▶ TASK INPUT
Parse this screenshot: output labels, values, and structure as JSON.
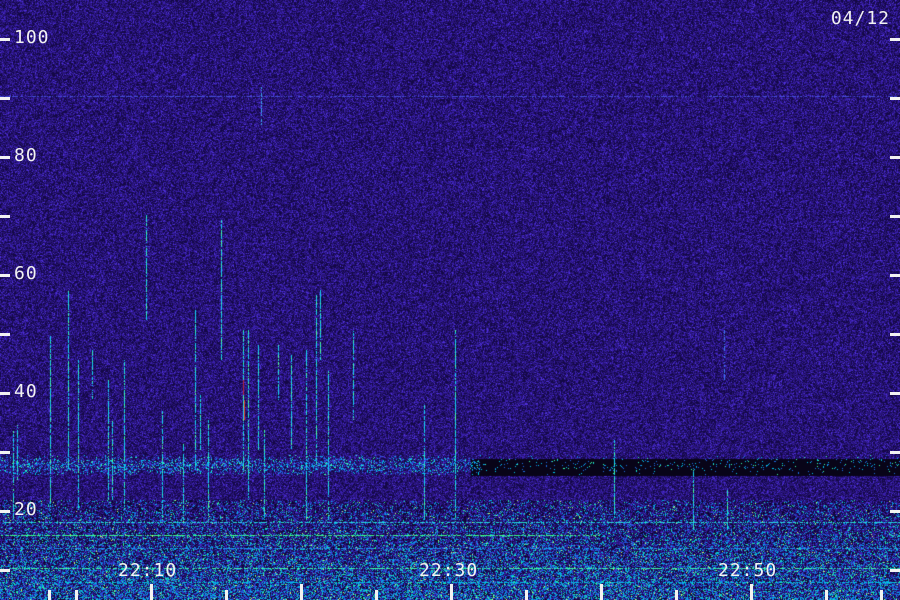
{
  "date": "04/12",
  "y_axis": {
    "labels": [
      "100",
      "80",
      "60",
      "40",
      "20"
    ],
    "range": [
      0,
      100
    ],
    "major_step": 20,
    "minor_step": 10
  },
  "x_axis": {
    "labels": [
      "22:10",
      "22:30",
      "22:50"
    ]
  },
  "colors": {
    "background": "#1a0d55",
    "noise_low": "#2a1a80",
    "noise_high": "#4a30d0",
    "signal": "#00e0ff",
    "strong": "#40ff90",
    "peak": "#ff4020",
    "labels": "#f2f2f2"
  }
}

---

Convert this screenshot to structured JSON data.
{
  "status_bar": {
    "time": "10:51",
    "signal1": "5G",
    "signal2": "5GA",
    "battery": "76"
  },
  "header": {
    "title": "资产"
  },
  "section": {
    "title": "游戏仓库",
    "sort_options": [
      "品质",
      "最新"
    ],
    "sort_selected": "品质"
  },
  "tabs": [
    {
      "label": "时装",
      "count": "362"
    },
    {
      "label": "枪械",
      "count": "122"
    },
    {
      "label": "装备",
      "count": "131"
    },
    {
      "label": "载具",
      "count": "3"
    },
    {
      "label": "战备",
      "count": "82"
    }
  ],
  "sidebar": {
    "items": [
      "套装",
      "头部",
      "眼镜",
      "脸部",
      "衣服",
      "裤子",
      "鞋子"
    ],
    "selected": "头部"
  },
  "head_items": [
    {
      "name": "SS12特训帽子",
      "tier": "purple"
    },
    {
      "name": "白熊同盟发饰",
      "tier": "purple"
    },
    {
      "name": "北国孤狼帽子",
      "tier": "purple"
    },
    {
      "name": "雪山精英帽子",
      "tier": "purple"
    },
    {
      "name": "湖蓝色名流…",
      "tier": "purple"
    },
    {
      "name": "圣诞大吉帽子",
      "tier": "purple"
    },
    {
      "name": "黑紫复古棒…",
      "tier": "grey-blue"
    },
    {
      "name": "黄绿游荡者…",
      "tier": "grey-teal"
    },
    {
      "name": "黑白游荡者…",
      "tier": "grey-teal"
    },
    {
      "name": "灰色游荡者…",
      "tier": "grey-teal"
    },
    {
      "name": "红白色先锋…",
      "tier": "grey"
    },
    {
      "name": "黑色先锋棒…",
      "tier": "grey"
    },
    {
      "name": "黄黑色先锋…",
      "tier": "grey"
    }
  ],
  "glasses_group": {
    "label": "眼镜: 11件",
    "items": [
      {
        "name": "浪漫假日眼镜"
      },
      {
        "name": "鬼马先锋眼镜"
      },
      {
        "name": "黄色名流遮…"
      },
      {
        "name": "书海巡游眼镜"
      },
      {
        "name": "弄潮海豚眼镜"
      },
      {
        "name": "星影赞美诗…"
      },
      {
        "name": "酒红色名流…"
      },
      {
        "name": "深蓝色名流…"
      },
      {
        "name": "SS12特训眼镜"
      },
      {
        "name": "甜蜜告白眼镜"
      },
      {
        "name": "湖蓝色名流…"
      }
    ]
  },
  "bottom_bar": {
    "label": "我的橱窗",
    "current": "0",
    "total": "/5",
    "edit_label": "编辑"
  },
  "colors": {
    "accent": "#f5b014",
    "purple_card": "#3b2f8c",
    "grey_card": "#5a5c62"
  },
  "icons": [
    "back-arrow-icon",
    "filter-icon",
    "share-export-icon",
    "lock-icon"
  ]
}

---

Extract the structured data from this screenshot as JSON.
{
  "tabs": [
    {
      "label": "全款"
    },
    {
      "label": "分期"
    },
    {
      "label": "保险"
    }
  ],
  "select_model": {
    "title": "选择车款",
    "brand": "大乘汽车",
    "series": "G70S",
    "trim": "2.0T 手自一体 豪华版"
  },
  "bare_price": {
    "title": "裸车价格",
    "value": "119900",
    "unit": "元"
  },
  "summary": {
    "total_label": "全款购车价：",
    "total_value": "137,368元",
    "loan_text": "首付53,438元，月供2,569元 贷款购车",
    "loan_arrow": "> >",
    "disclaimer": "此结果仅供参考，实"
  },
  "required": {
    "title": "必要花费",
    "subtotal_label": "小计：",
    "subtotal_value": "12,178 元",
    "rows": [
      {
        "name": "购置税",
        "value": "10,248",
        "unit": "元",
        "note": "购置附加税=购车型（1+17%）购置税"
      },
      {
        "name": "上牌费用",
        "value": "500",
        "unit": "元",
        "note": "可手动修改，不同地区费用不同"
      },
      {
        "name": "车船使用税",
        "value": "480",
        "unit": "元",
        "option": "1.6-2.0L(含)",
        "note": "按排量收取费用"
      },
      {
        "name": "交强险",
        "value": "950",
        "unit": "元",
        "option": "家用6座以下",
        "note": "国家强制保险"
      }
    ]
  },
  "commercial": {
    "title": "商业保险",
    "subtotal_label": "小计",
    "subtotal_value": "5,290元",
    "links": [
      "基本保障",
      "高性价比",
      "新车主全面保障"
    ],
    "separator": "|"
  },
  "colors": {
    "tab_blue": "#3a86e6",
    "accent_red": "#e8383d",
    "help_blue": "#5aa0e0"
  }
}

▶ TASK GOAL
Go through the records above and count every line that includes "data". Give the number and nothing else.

▶ SOLUTION TO THIS EXERCISE
2